-- Opening Marker --

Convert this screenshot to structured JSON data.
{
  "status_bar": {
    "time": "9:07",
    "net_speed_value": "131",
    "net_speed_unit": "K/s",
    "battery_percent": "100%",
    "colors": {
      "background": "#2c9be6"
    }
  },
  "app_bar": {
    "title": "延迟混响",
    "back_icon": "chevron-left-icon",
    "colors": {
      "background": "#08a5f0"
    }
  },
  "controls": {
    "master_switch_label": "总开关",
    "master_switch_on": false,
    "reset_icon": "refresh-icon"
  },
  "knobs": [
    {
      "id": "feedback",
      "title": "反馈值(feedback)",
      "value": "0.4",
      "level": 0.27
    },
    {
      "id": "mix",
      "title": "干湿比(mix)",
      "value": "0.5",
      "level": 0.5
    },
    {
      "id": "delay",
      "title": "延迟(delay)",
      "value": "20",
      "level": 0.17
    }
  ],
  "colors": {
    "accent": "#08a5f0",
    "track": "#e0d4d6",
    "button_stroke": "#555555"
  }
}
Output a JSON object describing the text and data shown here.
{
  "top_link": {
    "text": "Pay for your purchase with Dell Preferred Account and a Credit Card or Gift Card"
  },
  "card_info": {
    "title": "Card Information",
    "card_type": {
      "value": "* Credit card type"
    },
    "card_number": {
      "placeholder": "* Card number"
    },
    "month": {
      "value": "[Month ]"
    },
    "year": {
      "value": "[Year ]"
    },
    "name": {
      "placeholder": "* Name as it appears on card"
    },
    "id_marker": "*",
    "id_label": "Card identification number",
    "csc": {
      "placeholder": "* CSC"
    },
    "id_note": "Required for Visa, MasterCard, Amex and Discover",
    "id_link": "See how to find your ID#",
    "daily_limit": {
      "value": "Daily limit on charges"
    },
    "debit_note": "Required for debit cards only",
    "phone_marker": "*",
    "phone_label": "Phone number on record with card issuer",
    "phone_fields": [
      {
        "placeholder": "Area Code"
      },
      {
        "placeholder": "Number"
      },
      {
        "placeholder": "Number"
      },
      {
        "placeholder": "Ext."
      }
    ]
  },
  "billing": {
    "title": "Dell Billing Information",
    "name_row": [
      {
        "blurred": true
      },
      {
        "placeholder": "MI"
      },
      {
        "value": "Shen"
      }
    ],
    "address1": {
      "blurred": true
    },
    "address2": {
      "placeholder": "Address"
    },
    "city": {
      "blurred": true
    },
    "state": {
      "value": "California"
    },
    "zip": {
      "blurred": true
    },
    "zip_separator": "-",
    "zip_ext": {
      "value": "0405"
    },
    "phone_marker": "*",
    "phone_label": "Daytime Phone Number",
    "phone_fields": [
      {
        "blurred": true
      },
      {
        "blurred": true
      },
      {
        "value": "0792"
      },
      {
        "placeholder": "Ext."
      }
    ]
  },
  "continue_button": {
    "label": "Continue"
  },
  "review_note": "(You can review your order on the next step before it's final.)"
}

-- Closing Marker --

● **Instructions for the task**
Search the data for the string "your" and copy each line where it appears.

● **Problem solution**
    "text": "Pay for your purchase with Dell Preferred Account and a Credit Card or Gift Card"
    "id_link": "See how to find your ID#",
  "review_note": "(You can review your order on the next step before it's final.)"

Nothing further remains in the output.